If the person has made a mistake or does not understand the requirements, do not challenge (for example, ‘You’ve broken the rules or ‘you’ve done this or that’, or ‘you fail to understand’). Instead say ‘Let me talk you through this’.

  • the person clearly wrong and stubborn

For example the person may say ‘You can’t do that!’ Do not respond by saying ‘Oh yes we can!’ Allow face saving outputs for the person. Avoid embarrassing or humiliating the person. Your objective is not to win the argument, but to deal effectively and professionally with the person, whether they are right or wrong.

All these tips do not only help you to calm down and reassure another person, but they are also good to keep calm yourself.

In dealing with difficult people it is also very important to be mindful of our own thoughts and emotions. People who are hostile and not acting very nice to us also trigger thoughts and feelings in ourselves that we have difficulties to handle. In dealing with that, we do not only have to deal with other people’s emotions, but also, our own.

  • be mindful with yourself

Be mindful of your own feeling that you feel in that situation, to accept it, and not acting upon it – if it triggers you to act unprofessionally or any other way. After acknowledging what you feel, you can accept it, and focus on client/customer and deal with your emotions later.

  • have empathy for others

Try to understand others anger and behaviour is hard to deal with. Thinking what is behind that behaviour could help you to understand the person and act in a positive and constructive way to another person.


Now try to change your emotional state:

Think of a current challenge you have and try show it by your mimic, your gestic and your posture and remain there for a few seconds (yes, right in front of you computer :-)).  Afterwards please think of a very happy event in your life and show it likewise. Reflect on how it feels and what you think by taking in the different states!

  • What was different?

  • Was is useful to you?

  • What did you feel?

Dealing with difficult people:

  • Think about characteristics that they find annoying in people or have difficulties with.

  • Then name behaviours that are helpful for dealing with those people


Dweck, Carol S. (2007). Mindset: The new psychology of success. New York: Ballantine Books.

EmployID Academy (2016). Open Peer Coaching Online Course. URL:
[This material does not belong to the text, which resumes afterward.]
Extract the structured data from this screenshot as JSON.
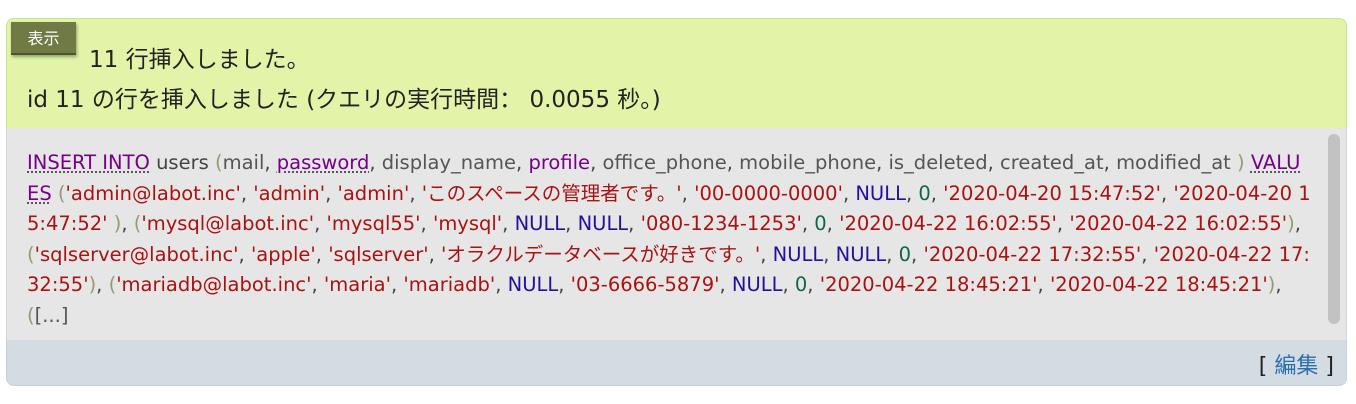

Institute for Employment Research, University of Warwick (2016). EmployID – Changing World of Work [closed MOOC on FutureLearn].

Richard, Michael Graham (2007). Fixed Mindset vs. Growth Mindset: Which One Are You? Retrieved from:

What is Coaching?

EmployID Peer Coaching

Core Skills